While waiting on Gov. Andrew Cuomo’s decision on the fate of the upcoming school year, the New York State Public High School Athletic Association COVID-19 Task Force continues to weigh its options and prepare for any scenario thrown at them.
During its scheduled meeting on Tuesday, the COVID-19 Task Force reviewed six of those scenarios, which include a full return to school, a hybrid model (partial distance learning, partial in classroom), a full virtual learning model and regional differences model.
A proposal for athletic participation was developed for each scenario and those proposals include a full return to athletic participation, potential adjustments of seasons and/or condensing all three seasons.
The task force plans to send the finalized proposals to NYSPHSAA membership by the end of the week in order to gather feedback.
“I think along with every school district in the state, we’re just trying to determine how are schools going to open in the fall,” NYSPHSAA Executive Director Robert Zayas said. “What’s going to be the guidance that is going to be provided to allow to schools to start the school year?”
Adjusting the seasons could mean many things. In the survey released by the Task Force at the beginning of the month, participants underlined how they would play a season even if it meant that there would be no state tournament. The ability to play, even just local regular season games, was more important.
Zayas said a delayed season is also a possibility and used soccer as a hypothetical example.
“If we, instead of playing soccer in the fall, play soccer at a different time of the year, or say, soccer season, not starting on August 24th, the season starts on September 24th,” he said. “A month later and we give ourselves some time for school to start and see what transpires.
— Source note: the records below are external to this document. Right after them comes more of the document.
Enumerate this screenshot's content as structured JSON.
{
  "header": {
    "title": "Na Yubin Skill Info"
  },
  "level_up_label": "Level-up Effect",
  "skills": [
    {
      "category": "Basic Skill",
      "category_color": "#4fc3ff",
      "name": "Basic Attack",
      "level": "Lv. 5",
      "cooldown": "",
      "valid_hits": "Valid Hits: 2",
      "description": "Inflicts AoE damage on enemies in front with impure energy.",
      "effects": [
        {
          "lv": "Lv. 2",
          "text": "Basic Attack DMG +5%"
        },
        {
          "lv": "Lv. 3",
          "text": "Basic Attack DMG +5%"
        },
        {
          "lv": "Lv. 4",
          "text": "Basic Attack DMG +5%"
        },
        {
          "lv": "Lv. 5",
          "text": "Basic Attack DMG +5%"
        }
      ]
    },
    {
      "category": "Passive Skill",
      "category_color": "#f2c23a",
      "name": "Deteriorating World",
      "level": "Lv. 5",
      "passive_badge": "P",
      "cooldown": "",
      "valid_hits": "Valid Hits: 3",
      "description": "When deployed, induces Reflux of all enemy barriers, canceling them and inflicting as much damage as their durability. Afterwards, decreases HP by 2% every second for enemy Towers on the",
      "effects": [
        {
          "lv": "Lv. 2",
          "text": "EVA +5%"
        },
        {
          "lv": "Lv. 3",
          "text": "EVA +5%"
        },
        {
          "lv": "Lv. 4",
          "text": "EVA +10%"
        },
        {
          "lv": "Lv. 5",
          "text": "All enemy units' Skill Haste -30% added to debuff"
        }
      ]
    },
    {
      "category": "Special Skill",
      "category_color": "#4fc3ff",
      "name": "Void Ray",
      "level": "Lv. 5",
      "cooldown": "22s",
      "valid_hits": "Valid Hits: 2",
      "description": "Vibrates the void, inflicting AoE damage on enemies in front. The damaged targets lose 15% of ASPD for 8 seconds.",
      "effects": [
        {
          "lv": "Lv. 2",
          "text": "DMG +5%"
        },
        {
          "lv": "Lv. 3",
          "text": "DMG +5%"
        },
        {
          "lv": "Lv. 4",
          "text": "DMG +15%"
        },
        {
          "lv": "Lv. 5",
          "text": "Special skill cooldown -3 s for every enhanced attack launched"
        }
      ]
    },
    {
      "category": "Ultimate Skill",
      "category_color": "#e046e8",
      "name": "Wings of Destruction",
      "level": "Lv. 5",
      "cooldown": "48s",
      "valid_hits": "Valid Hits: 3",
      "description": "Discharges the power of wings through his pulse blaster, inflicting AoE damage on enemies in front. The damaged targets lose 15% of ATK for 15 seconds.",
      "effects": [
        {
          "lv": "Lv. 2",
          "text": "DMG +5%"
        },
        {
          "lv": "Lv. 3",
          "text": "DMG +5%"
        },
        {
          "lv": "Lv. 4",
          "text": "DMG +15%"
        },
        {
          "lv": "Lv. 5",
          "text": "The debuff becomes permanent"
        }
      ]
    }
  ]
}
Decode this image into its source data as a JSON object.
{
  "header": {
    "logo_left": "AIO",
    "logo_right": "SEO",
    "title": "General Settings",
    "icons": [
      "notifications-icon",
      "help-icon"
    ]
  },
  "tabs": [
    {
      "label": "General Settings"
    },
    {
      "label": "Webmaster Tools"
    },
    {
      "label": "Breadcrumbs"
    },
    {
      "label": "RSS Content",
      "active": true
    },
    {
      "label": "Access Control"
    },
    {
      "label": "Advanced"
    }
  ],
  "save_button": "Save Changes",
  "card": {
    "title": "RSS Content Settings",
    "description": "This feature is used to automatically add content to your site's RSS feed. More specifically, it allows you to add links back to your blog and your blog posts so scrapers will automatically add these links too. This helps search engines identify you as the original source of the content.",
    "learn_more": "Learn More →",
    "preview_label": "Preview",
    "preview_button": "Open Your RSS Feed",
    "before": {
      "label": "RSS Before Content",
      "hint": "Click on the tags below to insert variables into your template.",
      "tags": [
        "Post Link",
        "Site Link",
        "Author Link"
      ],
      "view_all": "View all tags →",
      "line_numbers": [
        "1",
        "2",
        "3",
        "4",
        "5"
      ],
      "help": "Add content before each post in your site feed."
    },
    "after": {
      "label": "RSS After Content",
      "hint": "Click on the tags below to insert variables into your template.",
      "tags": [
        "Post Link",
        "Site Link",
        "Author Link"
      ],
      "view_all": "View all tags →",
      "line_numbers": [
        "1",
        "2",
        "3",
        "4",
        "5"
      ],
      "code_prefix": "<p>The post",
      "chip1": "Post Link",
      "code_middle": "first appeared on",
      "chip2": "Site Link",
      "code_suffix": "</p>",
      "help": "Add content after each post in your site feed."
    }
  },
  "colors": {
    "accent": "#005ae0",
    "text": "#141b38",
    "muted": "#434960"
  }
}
So much is just unknown and uncertain right now, it’s very difficult to pinpoint.”
All of these decisions can only come following Gov. Cuomo’s announcement on his plan for the upcoming school year, which is expected to be in mid-July.
Another point of discussion in Tuesday’s task force meeting was a screening application that schools could use to monitor student athletes for COVID symptoms and relay that information to school administrators and health care officials.
Paul Bailey, president of Total Concussion Management, presented to the task force the EzSCRN Application.
“It’s a company that we’ve been working with previously on concussion management,” Zayas said. “And what they’ve done is they pivoted as a result of the COVID crisis and they’ve taken their concussion management application and now adopted COVID signs and symptoms to be able to recognize signs and symptoms of COVID like they were previously recognizing symptoms of traumatic brain injury or concussion.”
The task force will continue to discuss this application, but a date for the next meeting has not yet been set.
Just like the NYSPHSAA and the COVID-19 Task Force, athletic directors are waiting to see what comes next.
A wrench was thrown into the timeline for when school-sanctioned athletic activity can begin when Gov. Cuomo’s office made clear that sports can come only once he gives the ‘OK,’ not when the region reaches Phase 4, which was the original impression by the NYSPHSAA.
“Everything has been so up in there with everything involved with sports coming back in the fall, we’re kind of just rolling with the punches,” Watertown athletic director George Emrich said. “We don’t really know what to expect. The word wasn’t put out to our coaches that we can do workouts and come back already. Even if the governor says it’s OK, the school districts and board of education need to give the OK, too.”
The fall season is scheduled to begin on Aug. 24, less than two months away. Not being able to predict how that start will be impacted, and plan for it, is frustrating for Emrich.
“I’m hoping that we get more direction after (the NYSPHSAA COVID-19 Task Force) meets a second time,” Emrich said on Monday, prior to the task force’s second meeting. “Maybe we’ll know what way to go. It’s hard right now, we don’t even know if we’ll have to buy face masks for everybody, if the referees are going to have them, if we’re going to have spectators. We don’t know when the kids can come back and do workouts over the summer and we’re concerned that the football team isn’t going to be able to do their typical preseason workout and that may lead to injuries if they have a season. Our weight room hasn’t been open, our pool hasn’t been open — there’s a whole bunch of stuff that we want to have happen this summer and it is frustrating not being able to plan for it.”
Despite all of the unknwons, Emrich remains optimistic on a season happening.
“We’re planning for a season,” Emrich said. “All of our schedules have been made, our soccer schedule is all set and ready to go and football (as well). I hope we have some sort of a season.”